(Material supplied)
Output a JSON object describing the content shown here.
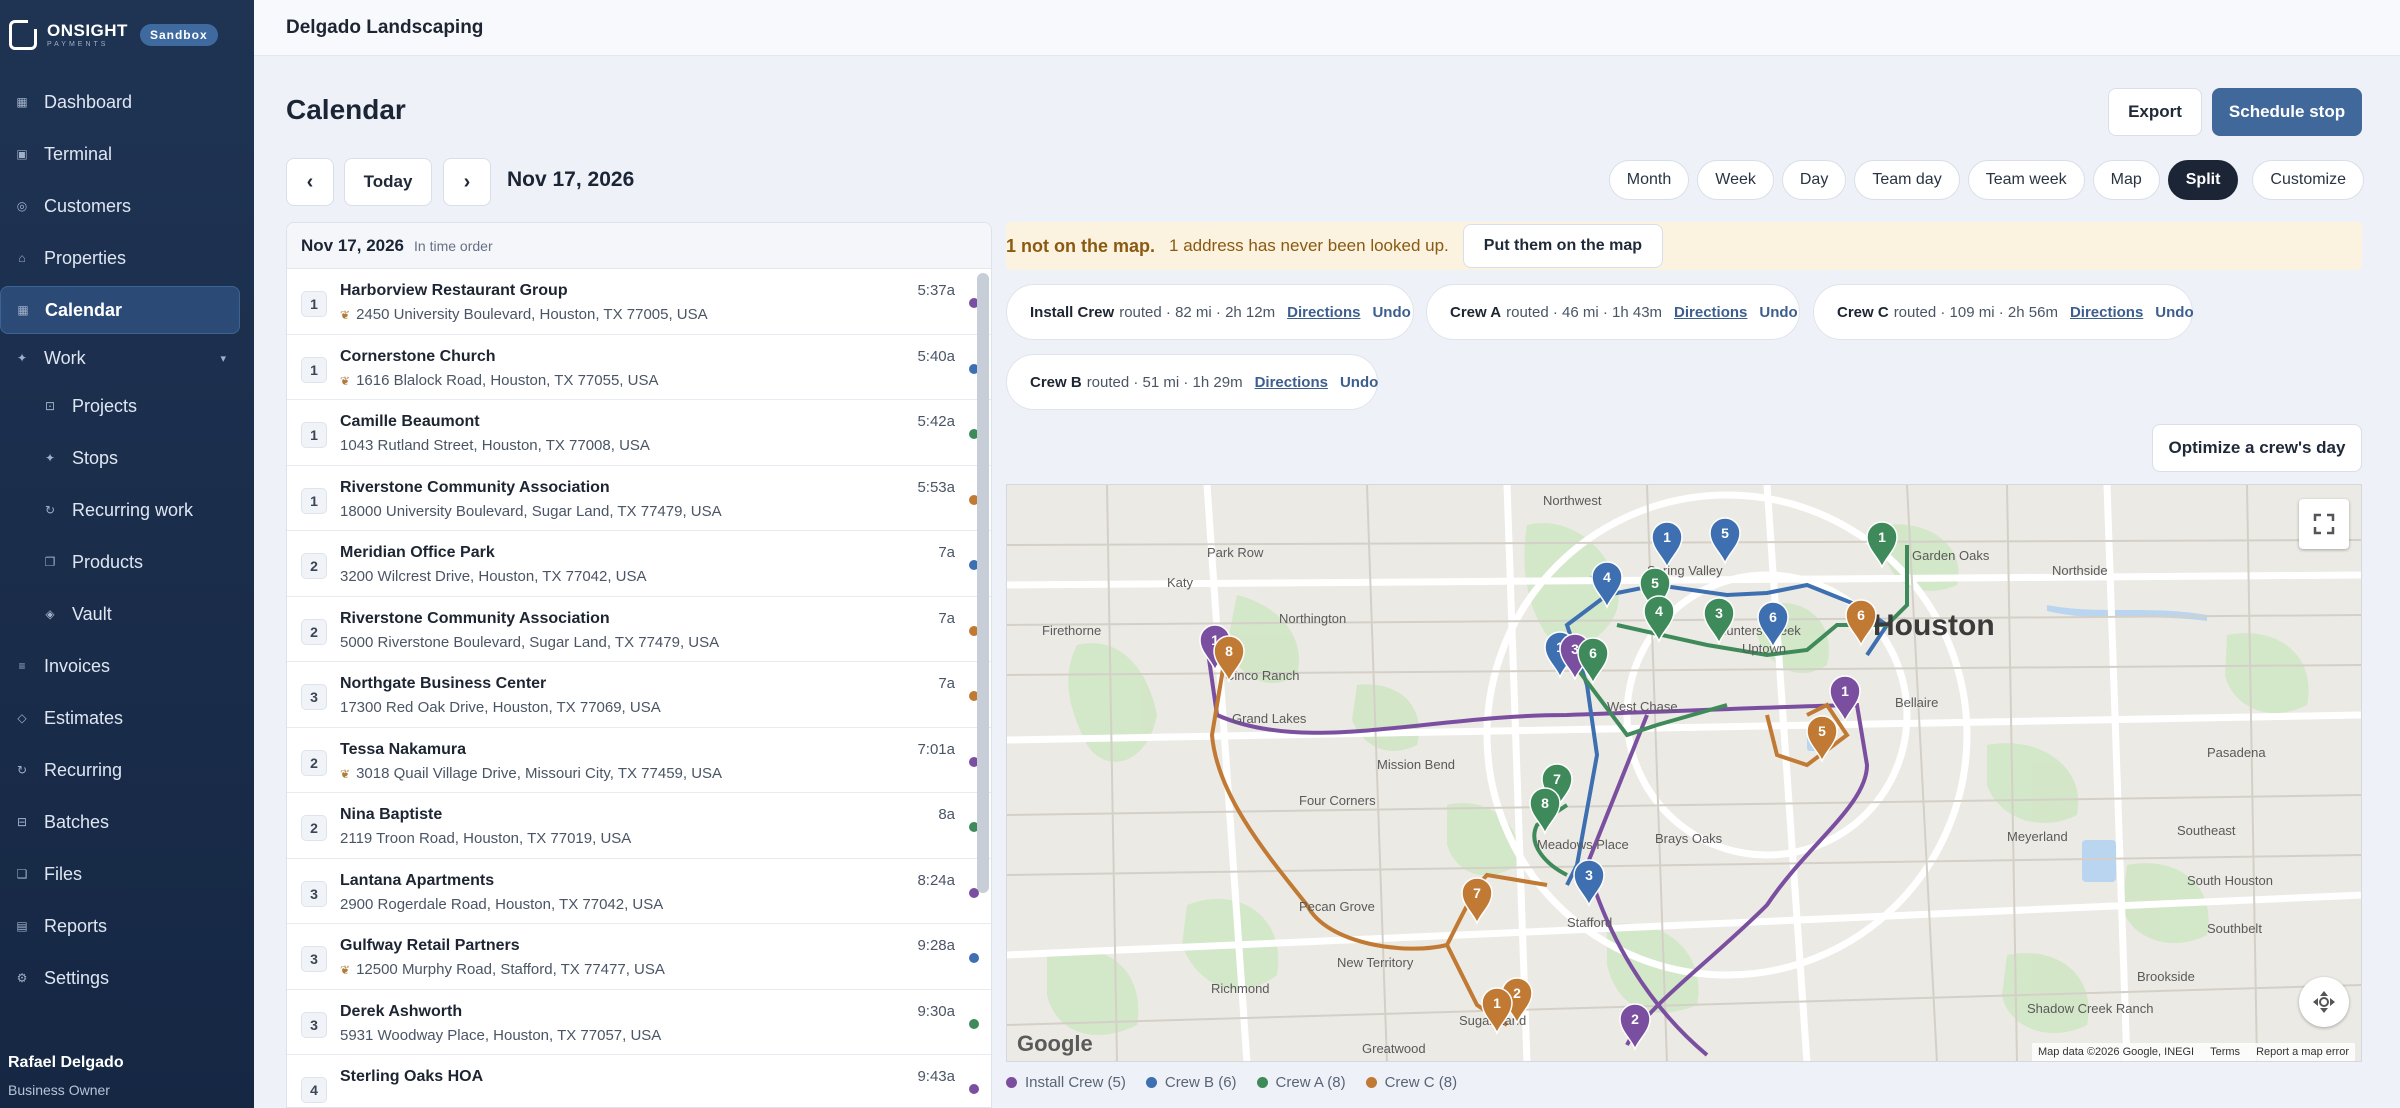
{
  "brand": {
    "name": "ONSIGHT",
    "sub": "PAYMENTS",
    "badge": "Sandbox"
  },
  "sidebar": {
    "items": [
      {
        "label": "Dashboard",
        "icon": "grid-icon"
      },
      {
        "label": "Terminal",
        "icon": "terminal-icon"
      },
      {
        "label": "Customers",
        "icon": "customers-icon"
      },
      {
        "label": "Properties",
        "icon": "home-icon"
      },
      {
        "label": "Calendar",
        "icon": "calendar-icon"
      },
      {
        "label": "Work",
        "icon": "sparkle-icon"
      },
      {
        "label": "Projects",
        "icon": "projects-icon"
      },
      {
        "label": "Stops",
        "icon": "stops-icon"
      },
      {
        "label": "Recurring work",
        "icon": "recurring-icon"
      },
      {
        "label": "Products",
        "icon": "products-icon"
      },
      {
        "label": "Vault",
        "icon": "vault-icon"
      },
      {
        "label": "Invoices",
        "icon": "invoice-icon"
      },
      {
        "label": "Estimates",
        "icon": "estimate-icon"
      },
      {
        "label": "Recurring",
        "icon": "refresh-icon"
      },
      {
        "label": "Batches",
        "icon": "batches-icon"
      },
      {
        "label": "Files",
        "icon": "files-icon"
      },
      {
        "label": "Reports",
        "icon": "reports-icon"
      },
      {
        "label": "Settings",
        "icon": "settings-icon"
      }
    ]
  },
  "user": {
    "name": "Rafael Delgado",
    "role": "Business Owner"
  },
  "topbar": {
    "company": "Delgado Landscaping"
  },
  "header": {
    "title": "Calendar",
    "export_label": "Export",
    "schedule_label": "Schedule stop",
    "prev_label": "‹",
    "today_label": "Today",
    "next_label": "›",
    "date": "Nov 17, 2026"
  },
  "views": [
    "Month",
    "Week",
    "Day",
    "Team day",
    "Team week",
    "Map",
    "Split",
    "Customize"
  ],
  "list": {
    "date": "Nov 17, 2026",
    "sub": "In time order",
    "rows": [
      {
        "num": "1",
        "name": "Harborview Restaurant Group",
        "addr": "2450 University Boulevard, Houston, TX 77005, USA",
        "time": "5:37a",
        "color": "#7b4fa0",
        "leaf": true
      },
      {
        "num": "1",
        "name": "Cornerstone Church",
        "addr": "1616 Blalock Road, Houston, TX 77055, USA",
        "time": "5:40a",
        "color": "#3e6fb0",
        "leaf": true
      },
      {
        "num": "1",
        "name": "Camille Beaumont",
        "addr": "1043 Rutland Street, Houston, TX 77008, USA",
        "time": "5:42a",
        "color": "#3f8a5a",
        "leaf": false
      },
      {
        "num": "1",
        "name": "Riverstone Community Association",
        "addr": "18000 University Boulevard, Sugar Land, TX 77479, USA",
        "time": "5:53a",
        "color": "#c07a34",
        "leaf": false
      },
      {
        "num": "2",
        "name": "Meridian Office Park",
        "addr": "3200 Wilcrest Drive, Houston, TX 77042, USA",
        "time": "7a",
        "color": "#3e6fb0",
        "leaf": false
      },
      {
        "num": "2",
        "name": "Riverstone Community Association",
        "addr": "5000 Riverstone Boulevard, Sugar Land, TX 77479, USA",
        "time": "7a",
        "color": "#c07a34",
        "leaf": false
      },
      {
        "num": "3",
        "name": "Northgate Business Center",
        "addr": "17300 Red Oak Drive, Houston, TX 77069, USA",
        "time": "7a",
        "color": "#c07a34",
        "leaf": false
      },
      {
        "num": "2",
        "name": "Tessa Nakamura",
        "addr": "3018 Quail Village Drive, Missouri City, TX 77459, USA",
        "time": "7:01a",
        "color": "#7b4fa0",
        "leaf": true
      },
      {
        "num": "2",
        "name": "Nina Baptiste",
        "addr": "2119 Troon Road, Houston, TX 77019, USA",
        "time": "8a",
        "color": "#3f8a5a",
        "leaf": false
      },
      {
        "num": "3",
        "name": "Lantana Apartments",
        "addr": "2900 Rogerdale Road, Houston, TX 77042, USA",
        "time": "8:24a",
        "color": "#7b4fa0",
        "leaf": false
      },
      {
        "num": "3",
        "name": "Gulfway Retail Partners",
        "addr": "12500 Murphy Road, Stafford, TX 77477, USA",
        "time": "9:28a",
        "color": "#3e6fb0",
        "leaf": true
      },
      {
        "num": "3",
        "name": "Derek Ashworth",
        "addr": "5931 Woodway Place, Houston, TX 77057, USA",
        "time": "9:30a",
        "color": "#3f8a5a",
        "leaf": false
      },
      {
        "num": "4",
        "name": "Sterling Oaks HOA",
        "addr": "",
        "time": "9:43a",
        "color": "#7b4fa0",
        "leaf": false
      }
    ]
  },
  "alert": {
    "strong": "1 not on the map.",
    "text": "1 address has never been looked up.",
    "button": "Put them on the map"
  },
  "routes": [
    {
      "crew": "Install Crew",
      "color": "#7b4fa0",
      "info": "routed · 82 mi · 2h 12m",
      "directions": "Directions",
      "undo": "Undo"
    },
    {
      "crew": "Crew A",
      "color": "#3f8a5a",
      "info": "routed · 46 mi · 1h 43m",
      "directions": "Directions",
      "undo": "Undo"
    },
    {
      "crew": "Crew C",
      "color": "#c07a34",
      "info": "routed · 109 mi · 2h 56m",
      "directions": "Directions",
      "undo": "Undo"
    },
    {
      "crew": "Crew B",
      "color": "#3e6fb0",
      "info": "routed · 51 mi · 1h 29m",
      "directions": "Directions",
      "undo": "Undo"
    }
  ],
  "optimize_label": "Optimize a crew's day",
  "map": {
    "city": "Houston",
    "places": [
      "Park Row",
      "Katy",
      "Cinco Ranch",
      "Firethorne",
      "Grand Lakes",
      "Northwest",
      "Northington",
      "Spring Valley",
      "Hunters Creek",
      "Uptown",
      "Bellaire",
      "West Chase",
      "Mission Bend",
      "Four Corners",
      "Brays Oaks",
      "Meadows Place",
      "Stafford",
      "Pecan Grove",
      "Sugar Land",
      "Richmond",
      "New Territory",
      "Greatwood",
      "Pasadena",
      "Meyerland",
      "Southeast",
      "South Houston",
      "Southbelt",
      "Brookside",
      "Shadow Creek Ranch",
      "Northside",
      "Garden Oaks"
    ],
    "attribution": "Map data ©2026 Google, INEGI",
    "terms": "Terms",
    "report": "Report a map error",
    "google": "Google"
  },
  "legend": [
    {
      "label": "Install Crew (5)",
      "color": "#7b4fa0"
    },
    {
      "label": "Crew B (6)",
      "color": "#3e6fb0"
    },
    {
      "label": "Crew A (8)",
      "color": "#3f8a5a"
    },
    {
      "label": "Crew C (8)",
      "color": "#c07a34"
    }
  ]
}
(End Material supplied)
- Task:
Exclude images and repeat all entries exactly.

- Answer to this exercise:
Output a JSON object describing the content shown here.
{
  "brand": {
    "name": "ONSIGHT",
    "sub": "PAYMENTS",
    "badge": "Sandbox"
  },
  "sidebar": {
    "items": [
      {
        "label": "Dashboard",
        "icon": "grid-icon"
      },
      {
        "label": "Terminal",
        "icon": "terminal-icon"
      },
      {
        "label": "Customers",
        "icon": "customers-icon"
      },
      {
        "label": "Properties",
        "icon": "home-icon"
      },
      {
        "label": "Calendar",
        "icon": "calendar-icon"
      },
      {
        "label": "Work",
        "icon": "sparkle-icon"
      },
      {
        "label": "Projects",
        "icon": "projects-icon"
      },
      {
        "label": "Stops",
        "icon": "stops-icon"
      },
      {
        "label": "Recurring work",
        "icon": "recurring-icon"
      },
      {
        "label": "Products",
        "icon": "products-icon"
      },
      {
        "label": "Vault",
        "icon": "vault-icon"
      },
      {
        "label": "Invoices",
        "icon": "invoice-icon"
      },
      {
        "label": "Estimates",
        "icon": "estimate-icon"
      },
      {
        "label": "Recurring",
        "icon": "refresh-icon"
      },
      {
        "label": "Batches",
        "icon": "batches-icon"
      },
      {
        "label": "Files",
        "icon": "files-icon"
      },
      {
        "label": "Reports",
        "icon": "reports-icon"
      },
      {
        "label": "Settings",
        "icon": "settings-icon"
      }
    ]
  },
  "user": {
    "name": "Rafael Delgado",
    "role": "Business Owner"
  },
  "topbar": {
    "company": "Delgado Landscaping"
  },
  "header": {
    "title": "Calendar",
    "export_label": "Export",
    "schedule_label": "Schedule stop",
    "prev_label": "‹",
    "today_label": "Today",
    "next_label": "›",
    "date": "Nov 17, 2026"
  },
  "views": [
    "Month",
    "Week",
    "Day",
    "Team day",
    "Team week",
    "Map",
    "Split",
    "Customize"
  ],
  "list": {
    "date": "Nov 17, 2026",
    "sub": "In time order",
    "rows": [
      {
        "num": "1",
        "name": "Harborview Restaurant Group",
        "addr": "2450 University Boulevard, Houston, TX 77005, USA",
        "time": "5:37a",
        "color": "#7b4fa0",
        "leaf": true
      },
      {
        "num": "1",
        "name": "Cornerstone Church",
        "addr": "1616 Blalock Road, Houston, TX 77055, USA",
        "time": "5:40a",
        "color": "#3e6fb0",
        "leaf": true
      },
      {
        "num": "1",
        "name": "Camille Beaumont",
        "addr": "1043 Rutland Street, Houston, TX 77008, USA",
        "time": "5:42a",
        "color": "#3f8a5a",
        "leaf": false
      },
      {
        "num": "1",
        "name": "Riverstone Community Association",
        "addr": "18000 University Boulevard, Sugar Land, TX 77479, USA",
        "time": "5:53a",
        "color": "#c07a34",
        "leaf": false
      },
      {
        "num": "2",
        "name": "Meridian Office Park",
        "addr": "3200 Wilcrest Drive, Houston, TX 77042, USA",
        "time": "7a",
        "color": "#3e6fb0",
        "leaf": false
      },
      {
        "num": "2",
        "name": "Riverstone Community Association",
        "addr": "5000 Riverstone Boulevard, Sugar Land, TX 77479, USA",
        "time": "7a",
        "color": "#c07a34",
        "leaf": false
      },
      {
        "num": "3",
        "name": "Northgate Business Center",
        "addr": "17300 Red Oak Drive, Houston, TX 77069, USA",
        "time": "7a",
        "color": "#c07a34",
        "leaf": false
      },
      {
        "num": "2",
        "name": "Tessa Nakamura",
        "addr": "3018 Quail Village Drive, Missouri City, TX 77459, USA",
        "time": "7:01a",
        "color": "#7b4fa0",
        "leaf": true
      },
      {
        "num": "2",
        "name": "Nina Baptiste",
        "addr": "2119 Troon Road, Houston, TX 77019, USA",
        "time": "8a",
        "color": "#3f8a5a",
        "leaf": false
      },
      {
        "num": "3",
        "name": "Lantana Apartments",
        "addr": "2900 Rogerdale Road, Houston, TX 77042, USA",
        "time": "8:24a",
        "color": "#7b4fa0",
        "leaf": false
      },
      {
        "num": "3",
        "name": "Gulfway Retail Partners",
        "addr": "12500 Murphy Road, Stafford, TX 77477, USA",
        "time": "9:28a",
        "color": "#3e6fb0",
        "leaf": true
      },
      {
        "num": "3",
        "name": "Derek Ashworth",
        "addr": "5931 Woodway Place, Houston, TX 77057, USA",
        "time": "9:30a",
        "color": "#3f8a5a",
        "leaf": false
      },
      {
        "num": "4",
        "name": "Sterling Oaks HOA",
        "addr": "",
        "time": "9:43a",
        "color": "#7b4fa0",
        "leaf": false
      }
    ]
  },
  "alert": {
    "strong": "1 not on the map.",
    "text": "1 address has never been looked up.",
    "button": "Put them on the map"
  },
  "routes": [
    {
      "crew": "Install Crew",
      "color": "#7b4fa0",
      "info": "routed · 82 mi · 2h 12m",
      "directions": "Directions",
      "undo": "Undo"
    },
    {
      "crew": "Crew A",
      "color": "#3f8a5a",
      "info": "routed · 46 mi · 1h 43m",
      "directions": "Directions",
      "undo": "Undo"
    },
    {
      "crew": "Crew C",
      "color": "#c07a34",
      "info": "routed · 109 mi · 2h 56m",
      "directions": "Directions",
      "undo": "Undo"
    },
    {
      "crew": "Crew B",
      "color": "#3e6fb0",
      "info": "routed · 51 mi · 1h 29m",
      "directions": "Directions",
      "undo": "Undo"
    }
  ],
  "optimize_label": "Optimize a crew's day",
  "map": {
    "city": "Houston",
    "places": [
      "Park Row",
      "Katy",
      "Cinco Ranch",
      "Firethorne",
      "Grand Lakes",
      "Northwest",
      "Northington",
      "Spring Valley",
      "Hunters Creek",
      "Uptown",
      "Bellaire",
      "West Chase",
      "Mission Bend",
      "Four Corners",
      "Brays Oaks",
      "Meadows Place",
      "Stafford",
      "Pecan Grove",
      "Sugar Land",
      "Richmond",
      "New Territory",
      "Greatwood",
      "Pasadena",
      "Meyerland",
      "Southeast",
      "South Houston",
      "Southbelt",
      "Brookside",
      "Shadow Creek Ranch",
      "Northside",
      "Garden Oaks"
    ],
    "attribution": "Map data ©2026 Google, INEGI",
    "terms": "Terms",
    "report": "Report a map error",
    "google": "Google"
  },
  "legend": [
    {
      "label": "Install Crew (5)",
      "color": "#7b4fa0"
    },
    {
      "label": "Crew B (6)",
      "color": "#3e6fb0"
    },
    {
      "label": "Crew A (8)",
      "color": "#3f8a5a"
    },
    {
      "label": "Crew C (8)",
      "color": "#c07a34"
    }
  ]
}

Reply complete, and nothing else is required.